Foreshadowing how the al-Nusra exception to the ceasefire will work in practice, State Department spokesman Mark Toner said:
We, the ISSG [International Syria Support Group], have been very clear in saying that al-Nusra and Daesh [ISIS] are not part of any kind of ceasefire or any kind of negotiated cessation of hostilities. So if you hang out with the wrong folks, then you make that decision. … You choose [on] your own who you hang out with, and that sends a signal.
In other words, the U.S. gave permission, in advance, for Russia to bomb any armed opposition group it likes and provided Moscow with the ready-made excuse that the group was collaborating with al-Qaeda, so has only itself to blame. Thus, in the last two days the U.S. has sent the message that any rebel not actively fighting al-Nusra and any rebel who resists a peace process that is working against the rebels can expect to be bombed by Russia—and the U.S. has no objection to this.

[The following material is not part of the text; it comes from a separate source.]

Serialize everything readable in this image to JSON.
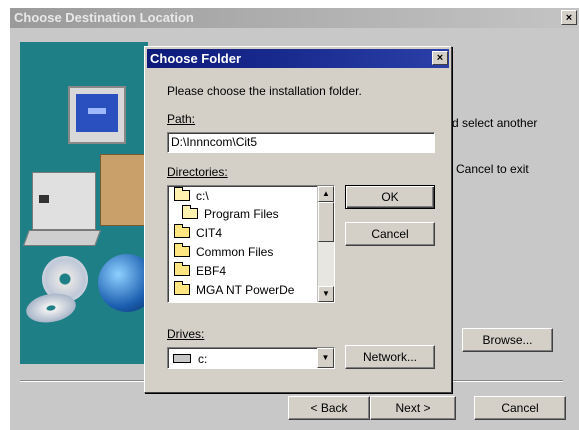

While the pro-regime side has this massive loophole to continue its war as planned, the rebellion—assuming the U.S. orders rebel units it supports to abide by the ceasefire and once again restricts rebel access to weapons—will be debilitated from protecting itself during the period when it is pretended there’s a ceasefire, and will be politically and militarily weaker afterwards. If Syrians come to see U.S. policy as collusion with Russia to put down the rebellion, they can be forgiven.